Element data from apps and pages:

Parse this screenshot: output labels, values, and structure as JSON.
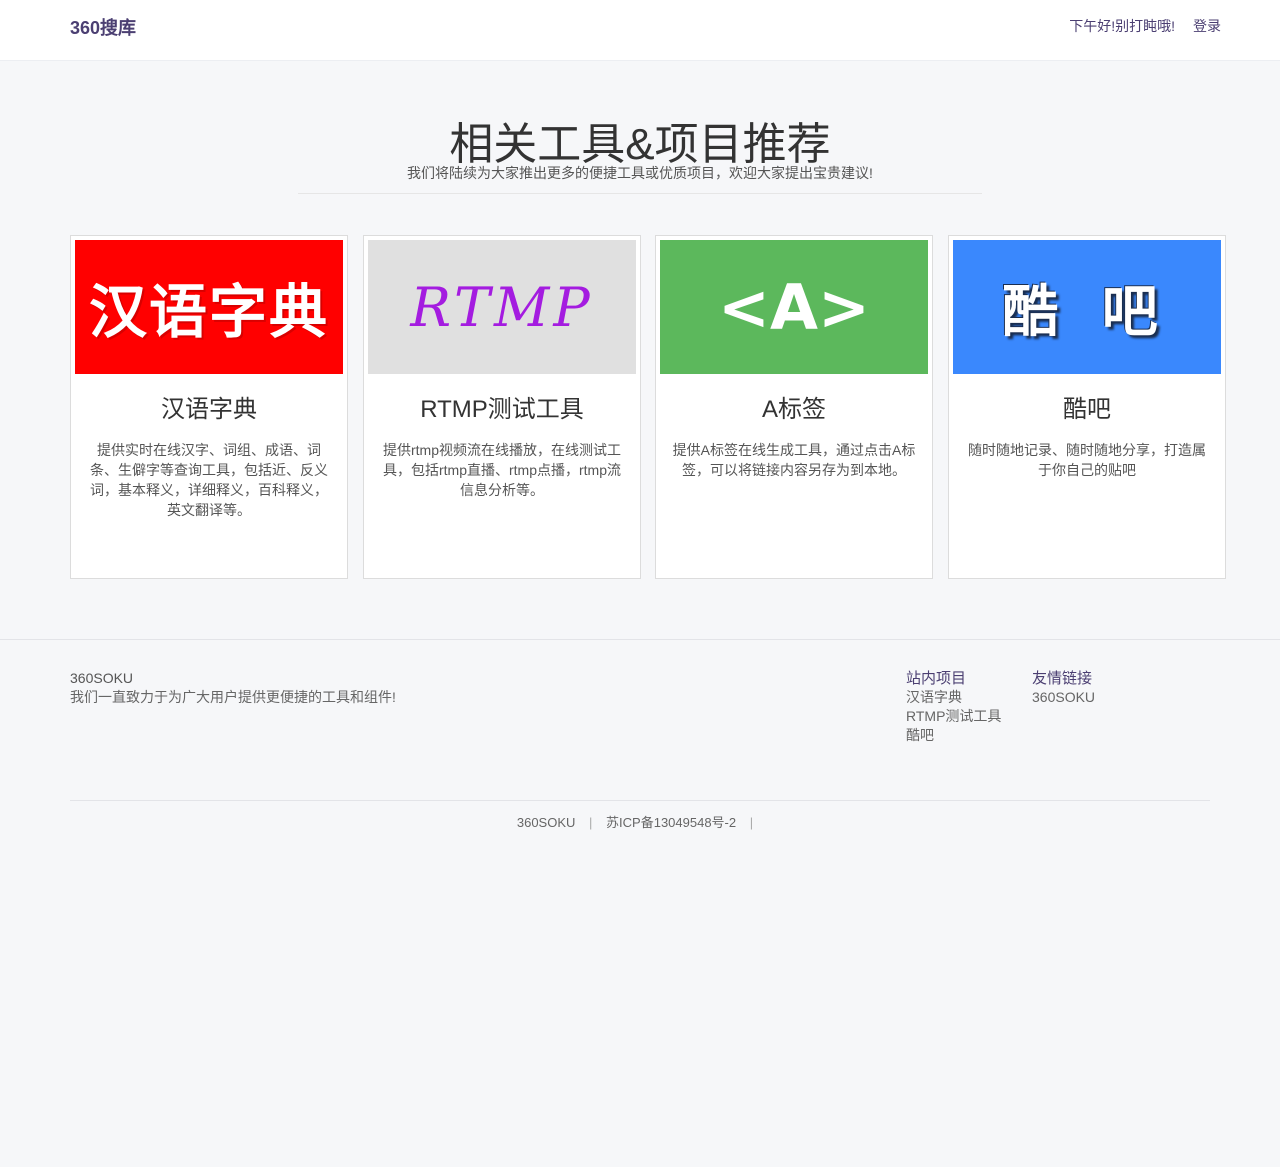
{
  "nav": {
    "brand": "360搜库",
    "greeting": "下午好!别打盹哦!",
    "login": "登录"
  },
  "section": {
    "title": "相关工具&项目推荐",
    "subtitle": "我们将陆续为大家推出更多的便捷工具或优质项目，欢迎大家提出宝贵建议!"
  },
  "cards": [
    {
      "image_text": "汉语字典",
      "image_bg": "#ff0000",
      "title": "汉语字典",
      "desc": "提供实时在线汉字、词组、成语、词条、生僻字等查询工具，包括近、反义词，基本释义，详细释义，百科释义，英文翻译等。"
    },
    {
      "image_text": "RTMP",
      "image_bg": "#e0e0e0",
      "title": "RTMP测试工具",
      "desc": "提供rtmp视频流在线播放，在线测试工具，包括rtmp直播、rtmp点播，rtmp流信息分析等。"
    },
    {
      "image_text": "<A>",
      "image_bg": "#5cb85c",
      "title": "A标签",
      "desc": "提供A标签在线生成工具，通过点击A标签，可以将链接内容另存为到本地。"
    },
    {
      "image_text": "酷 吧",
      "image_bg": "#3a88fd",
      "title": "酷吧",
      "desc": "随时随地记录、随时随地分享，打造属于你自己的贴吧"
    }
  ],
  "footer": {
    "brand": "360SOKU",
    "slogan": "我们一直致力于为广大用户提供更便捷的工具和组件!",
    "projects": {
      "heading": "站内项目",
      "links": [
        "汉语字典",
        "RTMP测试工具",
        "酷吧"
      ]
    },
    "friends": {
      "heading": "友情链接",
      "links": [
        "360SOKU"
      ]
    },
    "copyright": {
      "name": "360SOKU",
      "sep": "|",
      "icp": "苏ICP备13049548号-2"
    }
  }
}
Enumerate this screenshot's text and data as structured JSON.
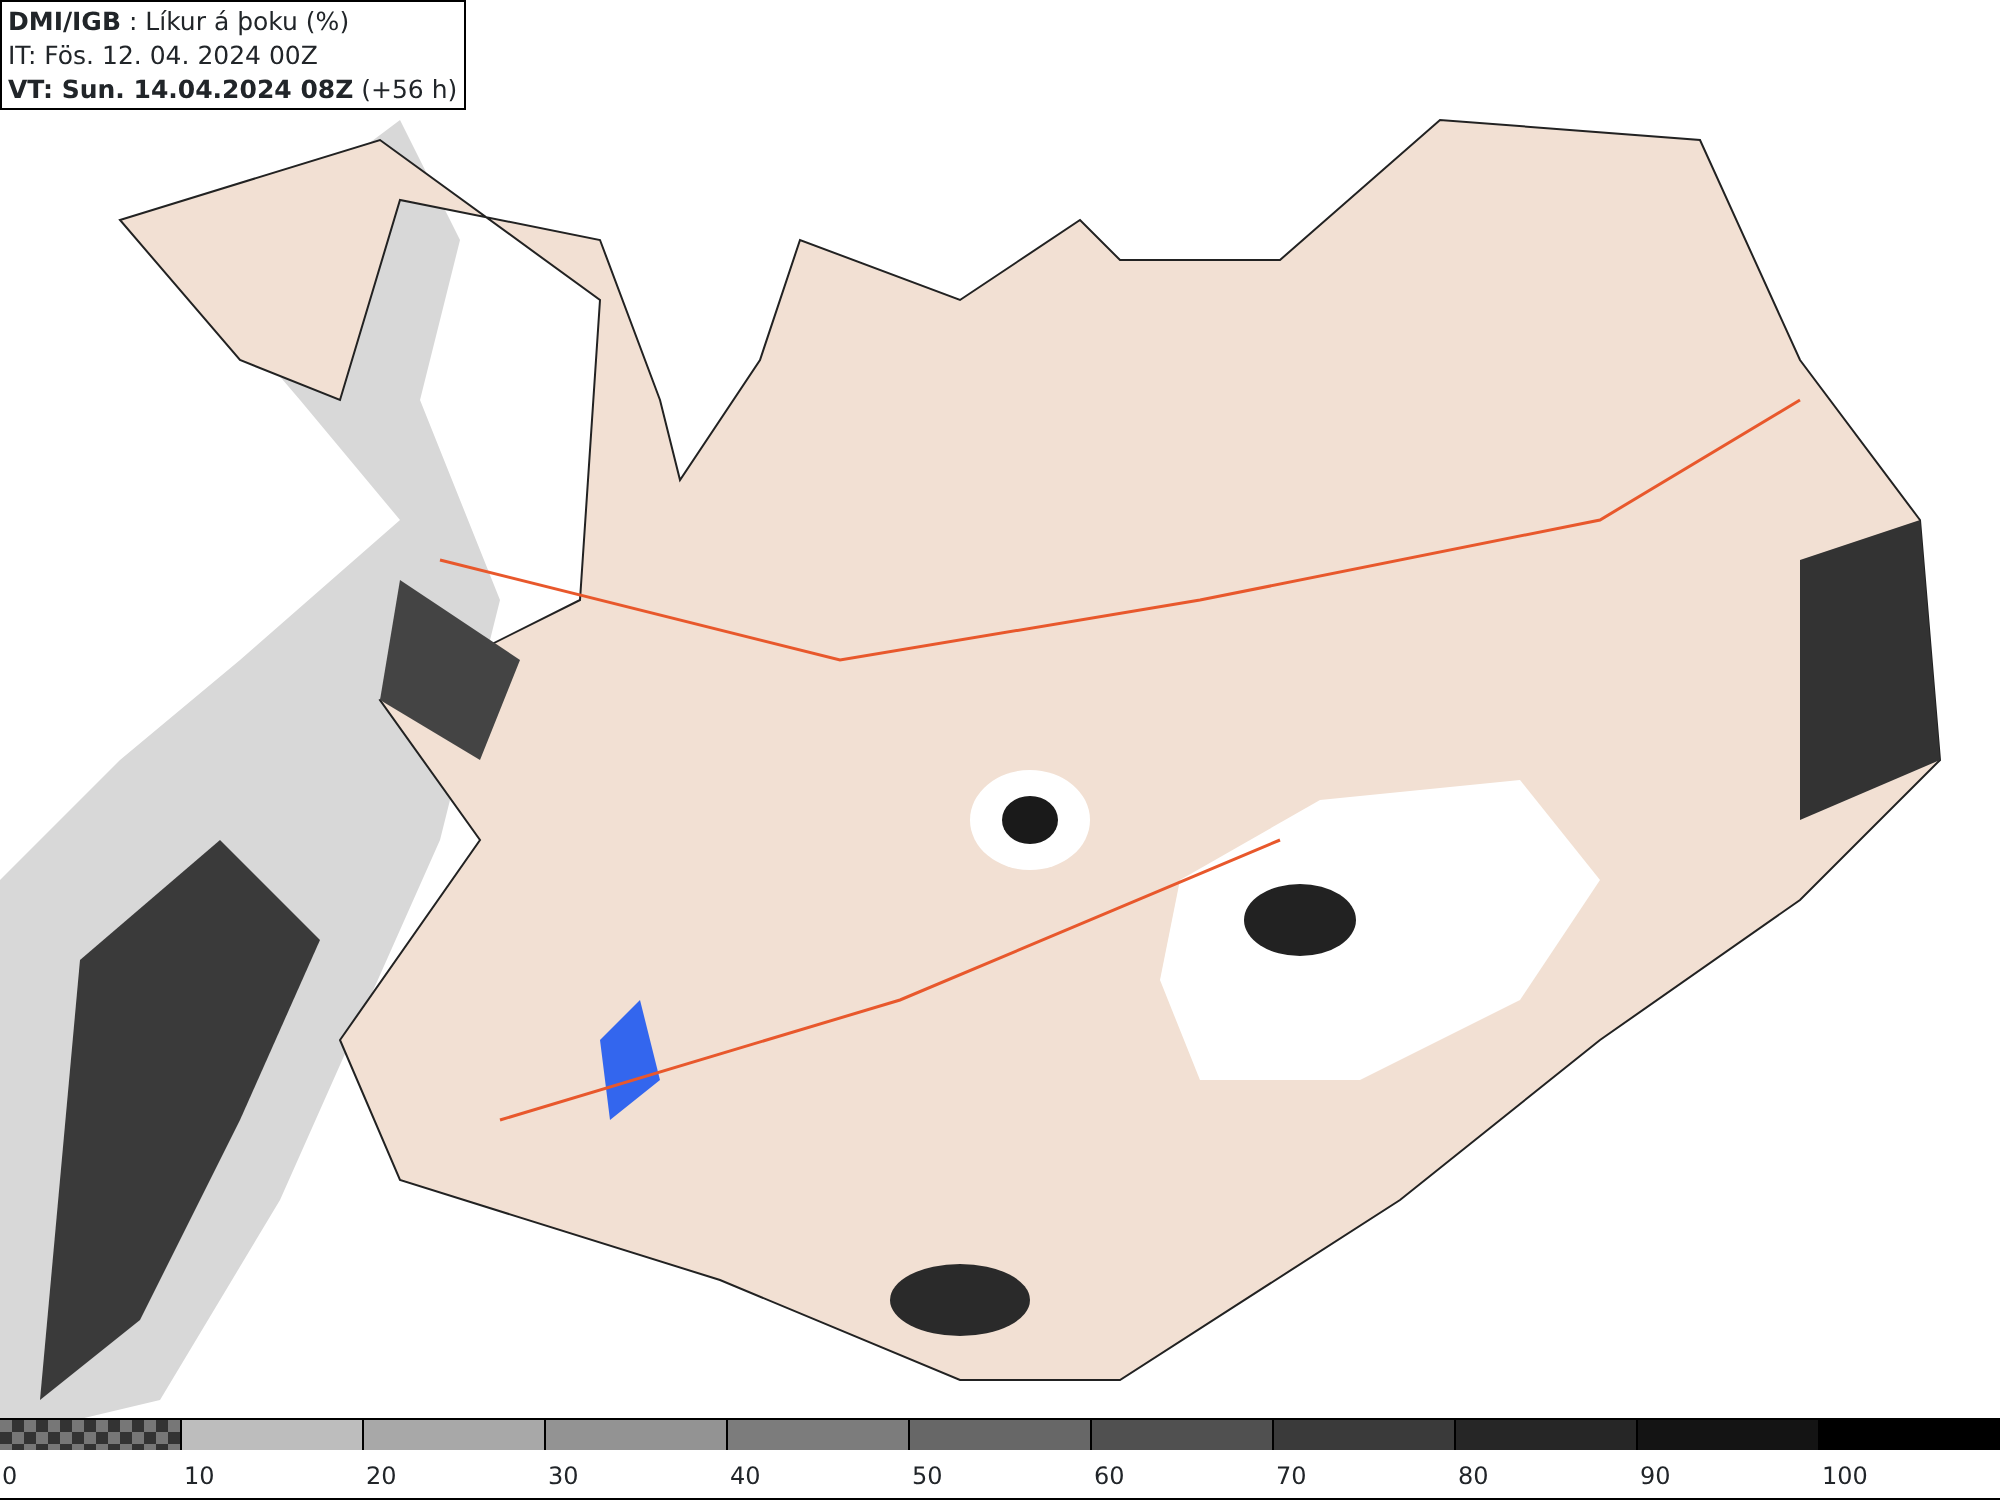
{
  "header": {
    "lines": [
      "**DMI/IGB** : Líkur á þoku (%)",
      "IT: Fös. 12. 04. 2024 00Z",
      "**VT: Sun. 14.04.2024 08Z** (+56 h)"
    ]
  },
  "legend": [
    {
      "label": "0",
      "kind": "checker"
    },
    {
      "label": "10",
      "kind": "solid",
      "color": "#bdbdbd"
    },
    {
      "label": "20",
      "kind": "solid",
      "color": "#a8a8a8"
    },
    {
      "label": "30",
      "kind": "solid",
      "color": "#939393"
    },
    {
      "label": "40",
      "kind": "solid",
      "color": "#7c7c7c"
    },
    {
      "label": "50",
      "kind": "solid",
      "color": "#676767"
    },
    {
      "label": "60",
      "kind": "solid",
      "color": "#505050"
    },
    {
      "label": "70",
      "kind": "solid",
      "color": "#3a3a3a"
    },
    {
      "label": "80",
      "kind": "solid",
      "color": "#262626"
    },
    {
      "label": "90",
      "kind": "solid",
      "color": "#141414"
    },
    {
      "label": "100",
      "kind": "solid",
      "color": "#000000"
    }
  ]
}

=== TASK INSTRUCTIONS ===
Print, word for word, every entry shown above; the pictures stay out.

=== EXPECTED ANSWER ===
Parse this screenshot: output labels, values, and structure as JSON.
{
  "nav": {
    "brand": "360搜库",
    "greeting": "下午好!别打盹哦!",
    "login": "登录"
  },
  "section": {
    "title": "相关工具&项目推荐",
    "subtitle": "我们将陆续为大家推出更多的便捷工具或优质项目，欢迎大家提出宝贵建议!"
  },
  "cards": [
    {
      "image_text": "汉语字典",
      "image_bg": "#ff0000",
      "title": "汉语字典",
      "desc": "提供实时在线汉字、词组、成语、词条、生僻字等查询工具，包括近、反义词，基本释义，详细释义，百科释义，英文翻译等。"
    },
    {
      "image_text": "RTMP",
      "image_bg": "#e0e0e0",
      "title": "RTMP测试工具",
      "desc": "提供rtmp视频流在线播放，在线测试工具，包括rtmp直播、rtmp点播，rtmp流信息分析等。"
    },
    {
      "image_text": "<A>",
      "image_bg": "#5cb85c",
      "title": "A标签",
      "desc": "提供A标签在线生成工具，通过点击A标签，可以将链接内容另存为到本地。"
    },
    {
      "image_text": "酷 吧",
      "image_bg": "#3a88fd",
      "title": "酷吧",
      "desc": "随时随地记录、随时随地分享，打造属于你自己的贴吧"
    }
  ],
  "footer": {
    "brand": "360SOKU",
    "slogan": "我们一直致力于为广大用户提供更便捷的工具和组件!",
    "projects": {
      "heading": "站内项目",
      "links": [
        "汉语字典",
        "RTMP测试工具",
        "酷吧"
      ]
    },
    "friends": {
      "heading": "友情链接",
      "links": [
        "360SOKU"
      ]
    },
    "copyright": {
      "name": "360SOKU",
      "sep": "|",
      "icp": "苏ICP备13049548号-2"
    }
  }
}
Enumerate this screenshot's text and data as structured JSON.
{
  "header": {
    "lines": [
      "**DMI/IGB** : Líkur á þoku (%)",
      "IT: Fös. 12. 04. 2024 00Z",
      "**VT: Sun. 14.04.2024 08Z** (+56 h)"
    ]
  },
  "legend": [
    {
      "label": "0",
      "kind": "checker"
    },
    {
      "label": "10",
      "kind": "solid",
      "color": "#bdbdbd"
    },
    {
      "label": "20",
      "kind": "solid",
      "color": "#a8a8a8"
    },
    {
      "label": "30",
      "kind": "solid",
      "color": "#939393"
    },
    {
      "label": "40",
      "kind": "solid",
      "color": "#7c7c7c"
    },
    {
      "label": "50",
      "kind": "solid",
      "color": "#676767"
    },
    {
      "label": "60",
      "kind": "solid",
      "color": "#505050"
    },
    {
      "label": "70",
      "kind": "solid",
      "color": "#3a3a3a"
    },
    {
      "label": "80",
      "kind": "solid",
      "color": "#262626"
    },
    {
      "label": "90",
      "kind": "solid",
      "color": "#141414"
    },
    {
      "label": "100",
      "kind": "solid",
      "color": "#000000"
    }
  ]
}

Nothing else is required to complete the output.